* PROBLEM DETAILS *
Copy out all the lines in the records that include the word "icon".

* DATA SHOWN *
*-*-*
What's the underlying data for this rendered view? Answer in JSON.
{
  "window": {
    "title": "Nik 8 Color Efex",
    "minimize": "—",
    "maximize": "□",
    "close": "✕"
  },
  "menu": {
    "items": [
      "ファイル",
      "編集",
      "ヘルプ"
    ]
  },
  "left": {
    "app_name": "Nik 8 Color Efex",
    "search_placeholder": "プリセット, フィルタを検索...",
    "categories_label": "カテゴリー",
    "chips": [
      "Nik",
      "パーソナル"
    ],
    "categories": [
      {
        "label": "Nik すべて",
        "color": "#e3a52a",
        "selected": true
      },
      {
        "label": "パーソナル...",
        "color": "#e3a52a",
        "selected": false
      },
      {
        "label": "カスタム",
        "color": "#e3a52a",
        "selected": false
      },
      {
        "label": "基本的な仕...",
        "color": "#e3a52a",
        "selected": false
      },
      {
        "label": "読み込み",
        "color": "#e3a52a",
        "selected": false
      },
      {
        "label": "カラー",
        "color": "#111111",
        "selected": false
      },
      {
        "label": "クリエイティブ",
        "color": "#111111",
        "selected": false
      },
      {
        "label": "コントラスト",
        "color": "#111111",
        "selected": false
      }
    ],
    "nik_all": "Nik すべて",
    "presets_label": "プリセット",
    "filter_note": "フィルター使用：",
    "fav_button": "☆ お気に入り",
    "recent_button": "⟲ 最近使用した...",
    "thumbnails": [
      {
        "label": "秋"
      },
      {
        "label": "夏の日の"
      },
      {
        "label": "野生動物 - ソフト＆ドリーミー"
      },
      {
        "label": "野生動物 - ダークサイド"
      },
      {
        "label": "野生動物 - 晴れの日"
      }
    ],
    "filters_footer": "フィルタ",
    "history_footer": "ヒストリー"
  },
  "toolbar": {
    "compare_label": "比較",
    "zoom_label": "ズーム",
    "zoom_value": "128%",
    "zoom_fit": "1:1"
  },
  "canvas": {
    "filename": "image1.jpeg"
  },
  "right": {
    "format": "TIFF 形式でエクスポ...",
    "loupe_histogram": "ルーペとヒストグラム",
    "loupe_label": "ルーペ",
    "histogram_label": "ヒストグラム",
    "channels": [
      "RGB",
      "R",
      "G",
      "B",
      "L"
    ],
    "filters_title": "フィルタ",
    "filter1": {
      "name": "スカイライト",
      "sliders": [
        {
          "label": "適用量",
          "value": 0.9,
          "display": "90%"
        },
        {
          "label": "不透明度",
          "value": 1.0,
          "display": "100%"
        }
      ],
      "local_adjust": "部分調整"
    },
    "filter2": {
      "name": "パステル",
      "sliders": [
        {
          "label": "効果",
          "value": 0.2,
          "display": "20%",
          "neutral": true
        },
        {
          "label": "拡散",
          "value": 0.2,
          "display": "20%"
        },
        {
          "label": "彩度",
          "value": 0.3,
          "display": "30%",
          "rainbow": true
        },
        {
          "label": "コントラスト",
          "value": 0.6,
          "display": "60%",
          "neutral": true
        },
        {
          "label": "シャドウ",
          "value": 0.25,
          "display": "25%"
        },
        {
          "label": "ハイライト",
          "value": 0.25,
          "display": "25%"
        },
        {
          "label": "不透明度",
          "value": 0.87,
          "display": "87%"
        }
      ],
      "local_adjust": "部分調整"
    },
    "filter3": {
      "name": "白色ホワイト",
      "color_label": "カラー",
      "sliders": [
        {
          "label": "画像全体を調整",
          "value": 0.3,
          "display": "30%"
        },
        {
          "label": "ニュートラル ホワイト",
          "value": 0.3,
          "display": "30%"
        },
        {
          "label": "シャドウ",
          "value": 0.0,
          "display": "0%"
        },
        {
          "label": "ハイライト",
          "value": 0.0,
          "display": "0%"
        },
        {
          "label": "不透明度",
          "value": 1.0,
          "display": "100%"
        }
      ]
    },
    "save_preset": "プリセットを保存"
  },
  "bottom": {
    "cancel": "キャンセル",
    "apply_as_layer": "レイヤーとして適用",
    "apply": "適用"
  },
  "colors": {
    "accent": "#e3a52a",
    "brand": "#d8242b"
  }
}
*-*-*
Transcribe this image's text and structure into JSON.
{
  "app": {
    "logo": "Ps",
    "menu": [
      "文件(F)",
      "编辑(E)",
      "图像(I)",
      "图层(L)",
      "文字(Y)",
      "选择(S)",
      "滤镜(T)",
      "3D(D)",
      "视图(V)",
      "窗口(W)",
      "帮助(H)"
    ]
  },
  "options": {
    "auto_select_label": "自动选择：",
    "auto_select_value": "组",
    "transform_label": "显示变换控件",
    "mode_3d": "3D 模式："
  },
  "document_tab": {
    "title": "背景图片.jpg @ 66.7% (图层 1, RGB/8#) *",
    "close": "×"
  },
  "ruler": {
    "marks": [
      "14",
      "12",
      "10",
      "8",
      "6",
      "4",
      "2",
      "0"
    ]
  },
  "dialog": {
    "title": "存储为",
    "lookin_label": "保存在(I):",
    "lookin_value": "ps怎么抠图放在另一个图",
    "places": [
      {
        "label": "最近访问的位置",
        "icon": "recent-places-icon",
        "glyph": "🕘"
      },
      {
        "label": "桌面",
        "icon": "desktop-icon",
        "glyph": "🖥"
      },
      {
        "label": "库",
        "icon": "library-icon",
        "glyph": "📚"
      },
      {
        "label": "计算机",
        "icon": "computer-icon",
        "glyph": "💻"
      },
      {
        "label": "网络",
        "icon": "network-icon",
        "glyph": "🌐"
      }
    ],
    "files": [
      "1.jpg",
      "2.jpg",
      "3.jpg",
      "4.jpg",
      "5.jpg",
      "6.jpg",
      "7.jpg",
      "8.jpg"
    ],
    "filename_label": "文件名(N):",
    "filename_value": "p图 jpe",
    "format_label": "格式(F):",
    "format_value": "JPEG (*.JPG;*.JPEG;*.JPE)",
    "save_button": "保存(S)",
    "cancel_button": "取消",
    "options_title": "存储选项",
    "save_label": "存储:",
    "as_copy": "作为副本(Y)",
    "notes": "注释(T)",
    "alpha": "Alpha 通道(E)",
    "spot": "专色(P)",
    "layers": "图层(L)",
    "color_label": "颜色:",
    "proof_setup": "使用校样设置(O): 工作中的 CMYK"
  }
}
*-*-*
* SOLUTION FOR THIS EXERCISE *
        "icon": "recent-places-icon",
        "icon": "desktop-icon",
        "icon": "library-icon",
        "icon": "computer-icon",
        "icon": "network-icon",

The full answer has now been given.